Before going into numbers let me say that where McPherson's publisher is Oxford, we are dealing with neither fish nor fowl. Oxford is a colossus among university presses but the mightiest such is but a small fry among the ranks of trade publishers. Therefore, in applying the Ingram x 6 calculation to arrive at his sales figures, we will definitely be overstating those sales because Oxford is distributed in fewer channels than commercial titles. Keep this in mind when considering my generous estimates below.
McPherson's Gettysburg anniversary title, Hallowed Ground, a hardcover recently issued by trade house Crown, sold about 5,150 copies last year (856, Ingram) and as of Thanksgiving, sold some 1,125 this year (186, Ingram). This is a pretty strong showing for a brand new author trying to move a first printing of 5,000 – 10,000 books. It must be a disappointment to Crown, however, and I note that no paperback is available. Hunch: it won't be a Crown paperback when it does appear.
McPherson's Antietam anniversary book, Crossroads of Freedom, did, however make it to paperback. Published by Oxford in hardback in July, 2002, it sold in the same numbers as Hallowed Ground (856, Ingram again; are the exact same readers returning to the stores?). This year, as of this evening anyway, sales are way down near 1,300 (217, Ingram). These are, by the way, handsome numbers for any old university press. I don't know if they satisfy mighty Oxford.
The paperback version of Crossroads appeared in March, and with less than a year's exposure, has sold about 6,000 copies, from March through mid-December. This, again, would be strong for anyone else, but for McPherson it is not so good. Neither the hardback nor the paperback sales levels here would interest trade publishers.
I would like to look at one older title now, For Cause and Comrades, which appeared in July of '98. Also issued by Oxford, the hardback is still available and sold 150 copies or so last year (25, Ingram). This year Ingram has sold just three copies. In its paperbound version, it did better, selling around 2,500 copies (415, Ingram) in 2003, which if an accurate calculation on my part, should please the publisher, given the age of this title. There was a little overreaching at Oxford, however; a large print edition of this book was manufactured and it sold around 200 copies last year (33, Ingram).
If I had to characterize McPherson's current sales profile, I would say he has found a niche: he is with a press that can scale its efforts to match his (non-commercial) sales levels.
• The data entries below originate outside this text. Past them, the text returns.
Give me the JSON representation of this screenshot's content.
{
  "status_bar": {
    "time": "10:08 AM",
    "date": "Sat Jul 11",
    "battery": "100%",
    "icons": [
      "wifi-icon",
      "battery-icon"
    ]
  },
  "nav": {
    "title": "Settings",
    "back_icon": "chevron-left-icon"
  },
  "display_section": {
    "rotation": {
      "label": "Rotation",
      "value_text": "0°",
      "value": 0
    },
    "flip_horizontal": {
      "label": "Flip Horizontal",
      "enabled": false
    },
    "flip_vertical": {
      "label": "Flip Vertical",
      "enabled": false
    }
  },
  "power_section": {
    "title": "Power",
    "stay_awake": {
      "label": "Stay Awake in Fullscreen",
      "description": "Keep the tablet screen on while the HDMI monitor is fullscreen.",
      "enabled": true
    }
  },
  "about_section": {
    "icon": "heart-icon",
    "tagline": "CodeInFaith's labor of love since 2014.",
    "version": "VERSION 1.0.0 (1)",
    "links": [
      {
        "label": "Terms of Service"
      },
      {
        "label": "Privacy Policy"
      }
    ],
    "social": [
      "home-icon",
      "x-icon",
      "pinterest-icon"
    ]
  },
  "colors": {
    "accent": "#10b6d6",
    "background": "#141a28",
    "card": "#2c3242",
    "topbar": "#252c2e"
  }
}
He earns a good royalty income, one which Oxford won't mind paying as long as his advances are standard and his contract is vanilla.
How likely is that? It depends. If Oxford sees McPherson as a star on the verge of issuing a major new work, then its expectations will bloat his advances, inflate the number of books printed, and cause misery and disappointment in their relationship. On the other hand, if the suits view him as a writer whose steady stream of minor works benefit a little bit from the immense past success of Battle Cry, then they may guage their project outlays within reason and preserve harmony.
In such a situation, the ancillary success of the little works hinges on how Battle Cry is doing. If it is doing poorly, then the outlook for the lesser titles is not good, not with this publisher.
Tomorrow, we'll look at the many various iterations of Battle Cry and try to untangle the sales story told in those numbers.
(If you had trouble with any industry terms or concepts in this post, please read this. To understand the point of this exercise, read this.)